  • Avoid dictionary words in any language. Criminals use sophisticated tools that can rapidly guess passwords that are based on words in multiple dictionaries, including words spelled backwards, common misspellings, and substitutions. This includes all sorts of profanity and any word you would not say in front of your children.
  • DO change passwords regularly. The more critical an account to network integrity (such as root on a Unix host or Administrator on Windows OS/Server), the more frequently the password should be changed. This change stops someone who has already compromised an account from continued access.
  • DO NOT use keyboard sequences, e.g., qwerty.
    Avoid sequences or repeated characters. "12345678," "222222," "abcdefg," or adjacent letters on your keyboard do not help make secure passwords.  

  • Avoid using only look-alike substitutions of numbers or symbols. Criminals and other malicious users who know enough to try and crack your password will not be fooled by common look-alike replacements, such as to replace an 'i' with a '1' or an 'a' with '@' as in "M1cr0$0ft" or "P@ssw0rd". But these substitutions can be effective when combined with other measures, such as length, misspellings, or variations in case, to improve the strength of your password.
  • Do not type passwords on computers that you do not control. Computers such as those in Internet caf├ęs, computer labs, shared systems, kiosk systems, conferences, and airport lounges should be considered unsafe for any personal use other than anonymous Internet browsing. Do not use these computers to check online e-mail, chat rooms, bank balances, business mail, or any other account that requires a user name and password. Criminals can purchase keystroke logging devices for very little money and they take only a few moments to install. These devices let malicious users harvest all the information typed on a computer from across the Internetyour passwords and pass phrases are worth as much as the information that they protect.
  • DO NOT use a sample password, no matter how good, that you’ve gotten from a book that discusses information and computer security.  
  • DO NOT use any of the above things spelled backwards, or in caps, or otherwise disguised.  
  • DO NOT write a password on sticky notes, desk blotters, calendars, or store it online where it can be accessed by others.   
  • DO NOT use shared accounts. Accountability for group access is extremely difficult.  
  • DO NOT reveal a password to anyone.  


Common suggestions for constructing seemingly random passwords are:

1.   Use the first letter of each word from a line in a book, song, or poem. For example: "Who ya gonna call? Ghost Busters!" would  produce "Wygc?GB!”

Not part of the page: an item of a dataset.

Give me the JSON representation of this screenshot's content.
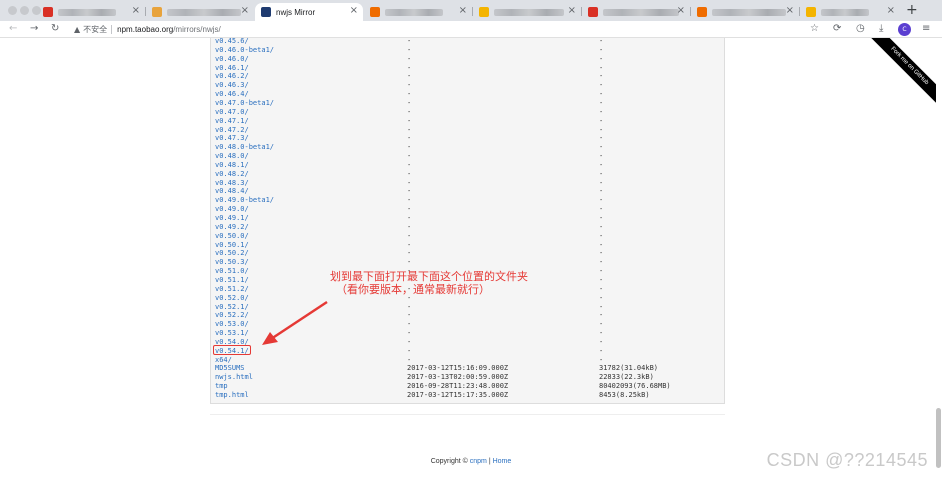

2.     Start designing the password with a memorable meaningful phrase..then make it complex by adding numbers and special characters. Here is how you do it:
1. Pick a word or multi-word phrase that is meaningful to you.
2. Mix one or two letters to be upper case.
3. Then change one or two letters to be numbers.
4. Then for the sneaky twist: insert one or two non-alphabetic characters. The beginning or end of the password is easiest for memorization purposes. Examples include: .(period), !, *, %, &, or #.
Example : ILoveMyPiano1!

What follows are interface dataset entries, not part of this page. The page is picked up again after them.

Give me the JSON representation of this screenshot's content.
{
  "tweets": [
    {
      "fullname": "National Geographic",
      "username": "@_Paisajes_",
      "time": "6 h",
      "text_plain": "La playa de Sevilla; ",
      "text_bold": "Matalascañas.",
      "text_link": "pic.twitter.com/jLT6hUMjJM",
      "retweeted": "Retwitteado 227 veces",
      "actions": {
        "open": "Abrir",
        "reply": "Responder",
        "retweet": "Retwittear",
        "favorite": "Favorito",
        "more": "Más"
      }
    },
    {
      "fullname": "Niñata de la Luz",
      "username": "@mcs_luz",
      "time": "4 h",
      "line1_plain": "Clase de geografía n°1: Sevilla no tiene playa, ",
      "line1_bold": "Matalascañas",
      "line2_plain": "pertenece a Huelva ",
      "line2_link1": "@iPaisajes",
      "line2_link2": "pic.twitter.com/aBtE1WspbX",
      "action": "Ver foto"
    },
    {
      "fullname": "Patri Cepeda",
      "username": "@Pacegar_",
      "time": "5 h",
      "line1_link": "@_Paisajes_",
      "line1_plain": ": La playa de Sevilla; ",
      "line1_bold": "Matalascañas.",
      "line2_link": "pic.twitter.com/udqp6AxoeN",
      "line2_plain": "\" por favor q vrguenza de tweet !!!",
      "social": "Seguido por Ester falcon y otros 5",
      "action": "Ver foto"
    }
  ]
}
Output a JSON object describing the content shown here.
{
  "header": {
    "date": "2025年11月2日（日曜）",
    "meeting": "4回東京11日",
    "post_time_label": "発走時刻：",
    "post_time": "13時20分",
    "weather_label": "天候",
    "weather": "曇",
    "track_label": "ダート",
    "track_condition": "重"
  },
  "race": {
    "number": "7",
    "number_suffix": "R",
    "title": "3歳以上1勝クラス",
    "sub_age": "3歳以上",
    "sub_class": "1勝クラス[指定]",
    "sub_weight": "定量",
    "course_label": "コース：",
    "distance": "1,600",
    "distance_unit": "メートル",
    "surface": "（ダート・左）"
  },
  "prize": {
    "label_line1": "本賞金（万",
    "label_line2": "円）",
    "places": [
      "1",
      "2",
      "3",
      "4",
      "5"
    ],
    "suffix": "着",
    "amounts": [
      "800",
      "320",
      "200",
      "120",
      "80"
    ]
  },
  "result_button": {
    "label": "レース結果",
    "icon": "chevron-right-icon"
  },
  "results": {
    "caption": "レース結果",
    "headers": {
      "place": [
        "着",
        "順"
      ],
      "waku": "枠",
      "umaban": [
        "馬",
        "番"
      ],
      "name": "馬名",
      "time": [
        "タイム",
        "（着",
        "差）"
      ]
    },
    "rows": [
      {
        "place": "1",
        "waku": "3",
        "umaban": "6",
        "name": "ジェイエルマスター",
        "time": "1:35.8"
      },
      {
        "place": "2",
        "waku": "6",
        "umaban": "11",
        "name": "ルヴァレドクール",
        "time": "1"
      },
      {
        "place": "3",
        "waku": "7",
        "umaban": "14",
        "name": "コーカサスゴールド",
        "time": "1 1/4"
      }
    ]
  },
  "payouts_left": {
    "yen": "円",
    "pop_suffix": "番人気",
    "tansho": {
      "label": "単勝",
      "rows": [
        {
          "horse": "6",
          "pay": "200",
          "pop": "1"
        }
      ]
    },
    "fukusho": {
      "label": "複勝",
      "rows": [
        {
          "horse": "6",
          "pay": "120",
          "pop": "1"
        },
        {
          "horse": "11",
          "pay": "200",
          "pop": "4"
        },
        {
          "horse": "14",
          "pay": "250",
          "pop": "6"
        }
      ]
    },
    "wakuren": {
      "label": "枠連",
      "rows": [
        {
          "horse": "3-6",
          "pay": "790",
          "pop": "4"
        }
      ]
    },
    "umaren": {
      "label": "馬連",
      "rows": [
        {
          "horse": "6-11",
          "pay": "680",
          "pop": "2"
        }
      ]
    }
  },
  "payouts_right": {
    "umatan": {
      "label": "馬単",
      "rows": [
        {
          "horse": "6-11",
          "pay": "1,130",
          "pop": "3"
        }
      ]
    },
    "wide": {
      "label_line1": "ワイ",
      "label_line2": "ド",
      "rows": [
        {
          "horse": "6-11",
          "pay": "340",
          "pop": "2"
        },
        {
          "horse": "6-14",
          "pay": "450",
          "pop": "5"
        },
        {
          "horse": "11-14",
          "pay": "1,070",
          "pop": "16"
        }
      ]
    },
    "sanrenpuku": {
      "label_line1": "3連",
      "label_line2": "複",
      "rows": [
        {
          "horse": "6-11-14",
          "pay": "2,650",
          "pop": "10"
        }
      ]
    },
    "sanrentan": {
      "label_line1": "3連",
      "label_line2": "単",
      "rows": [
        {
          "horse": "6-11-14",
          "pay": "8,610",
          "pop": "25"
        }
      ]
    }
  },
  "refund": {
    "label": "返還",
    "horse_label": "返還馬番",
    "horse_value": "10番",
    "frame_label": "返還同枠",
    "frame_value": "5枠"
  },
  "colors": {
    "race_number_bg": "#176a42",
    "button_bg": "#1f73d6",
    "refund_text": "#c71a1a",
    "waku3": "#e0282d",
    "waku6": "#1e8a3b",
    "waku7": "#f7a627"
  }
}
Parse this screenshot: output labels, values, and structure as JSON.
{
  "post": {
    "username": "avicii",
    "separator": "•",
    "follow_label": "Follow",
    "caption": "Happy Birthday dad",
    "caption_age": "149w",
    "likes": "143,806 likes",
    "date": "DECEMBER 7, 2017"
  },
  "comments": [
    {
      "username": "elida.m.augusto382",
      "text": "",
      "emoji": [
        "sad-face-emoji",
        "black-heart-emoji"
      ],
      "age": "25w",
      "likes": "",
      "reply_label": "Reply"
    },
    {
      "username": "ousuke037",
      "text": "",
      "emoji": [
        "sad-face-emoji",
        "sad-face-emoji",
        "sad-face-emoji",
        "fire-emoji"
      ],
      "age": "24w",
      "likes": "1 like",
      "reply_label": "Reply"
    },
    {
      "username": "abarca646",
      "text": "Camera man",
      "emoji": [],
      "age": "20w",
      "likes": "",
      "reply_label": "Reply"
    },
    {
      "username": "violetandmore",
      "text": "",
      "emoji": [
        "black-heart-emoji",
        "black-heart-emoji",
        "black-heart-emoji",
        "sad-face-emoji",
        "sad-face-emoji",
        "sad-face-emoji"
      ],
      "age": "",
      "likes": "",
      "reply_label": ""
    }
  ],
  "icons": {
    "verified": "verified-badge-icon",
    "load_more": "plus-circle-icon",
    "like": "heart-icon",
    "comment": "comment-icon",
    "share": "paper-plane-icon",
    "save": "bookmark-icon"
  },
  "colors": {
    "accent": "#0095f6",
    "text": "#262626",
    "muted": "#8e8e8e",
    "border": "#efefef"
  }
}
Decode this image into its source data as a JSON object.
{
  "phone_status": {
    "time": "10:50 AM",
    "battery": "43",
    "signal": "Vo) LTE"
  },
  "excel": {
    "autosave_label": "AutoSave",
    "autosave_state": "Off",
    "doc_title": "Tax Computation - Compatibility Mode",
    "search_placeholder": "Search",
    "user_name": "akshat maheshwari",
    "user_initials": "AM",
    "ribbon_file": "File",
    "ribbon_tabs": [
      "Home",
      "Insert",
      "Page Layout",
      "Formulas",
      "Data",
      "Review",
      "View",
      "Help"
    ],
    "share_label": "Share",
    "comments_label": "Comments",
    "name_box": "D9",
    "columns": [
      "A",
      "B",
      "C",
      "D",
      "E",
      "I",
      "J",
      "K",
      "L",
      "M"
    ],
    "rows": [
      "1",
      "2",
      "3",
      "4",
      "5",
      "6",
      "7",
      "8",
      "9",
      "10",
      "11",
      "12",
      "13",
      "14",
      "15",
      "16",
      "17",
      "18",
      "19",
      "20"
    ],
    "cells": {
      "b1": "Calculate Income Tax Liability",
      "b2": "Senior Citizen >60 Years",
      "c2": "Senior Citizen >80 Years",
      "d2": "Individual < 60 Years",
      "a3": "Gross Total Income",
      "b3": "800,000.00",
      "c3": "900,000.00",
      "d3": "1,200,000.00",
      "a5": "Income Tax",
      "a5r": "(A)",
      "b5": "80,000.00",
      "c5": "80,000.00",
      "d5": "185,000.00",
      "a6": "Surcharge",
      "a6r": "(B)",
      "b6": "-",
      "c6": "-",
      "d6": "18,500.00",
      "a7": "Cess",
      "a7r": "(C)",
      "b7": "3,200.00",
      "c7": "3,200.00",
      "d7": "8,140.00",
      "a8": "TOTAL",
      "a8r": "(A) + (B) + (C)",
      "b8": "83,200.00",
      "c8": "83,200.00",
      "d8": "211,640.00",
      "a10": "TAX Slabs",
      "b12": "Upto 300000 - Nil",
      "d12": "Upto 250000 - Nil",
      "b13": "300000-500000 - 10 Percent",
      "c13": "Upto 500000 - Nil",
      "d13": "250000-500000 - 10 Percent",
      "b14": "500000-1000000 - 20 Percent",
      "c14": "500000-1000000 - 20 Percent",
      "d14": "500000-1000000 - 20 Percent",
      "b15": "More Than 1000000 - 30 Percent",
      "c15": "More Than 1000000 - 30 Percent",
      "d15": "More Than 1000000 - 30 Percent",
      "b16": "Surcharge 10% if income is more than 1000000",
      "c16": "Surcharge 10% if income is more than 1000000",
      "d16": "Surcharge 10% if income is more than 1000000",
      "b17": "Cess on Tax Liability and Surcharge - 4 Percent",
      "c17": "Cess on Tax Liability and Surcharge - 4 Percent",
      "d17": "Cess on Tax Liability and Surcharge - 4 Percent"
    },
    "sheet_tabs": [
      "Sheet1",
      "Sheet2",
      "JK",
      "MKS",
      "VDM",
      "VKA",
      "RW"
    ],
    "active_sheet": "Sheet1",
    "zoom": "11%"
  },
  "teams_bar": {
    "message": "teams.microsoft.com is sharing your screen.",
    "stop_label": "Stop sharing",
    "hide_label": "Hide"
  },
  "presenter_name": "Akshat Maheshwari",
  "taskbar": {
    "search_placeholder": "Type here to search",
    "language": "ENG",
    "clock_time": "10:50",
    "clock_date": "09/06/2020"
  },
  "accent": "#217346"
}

3.      Use two short words connected by punctuation, e.g., T1me#0ff

4.      Use numbers and letters to create an imaginary vanity license plate password, e.g., 1H8work!

A common theme of these suggestions is that the password should be easy to remember. Avoid passwords that must be written down to be remembered. If unrecallable, someone in your office may find the password you have written down, and compromise your network identity.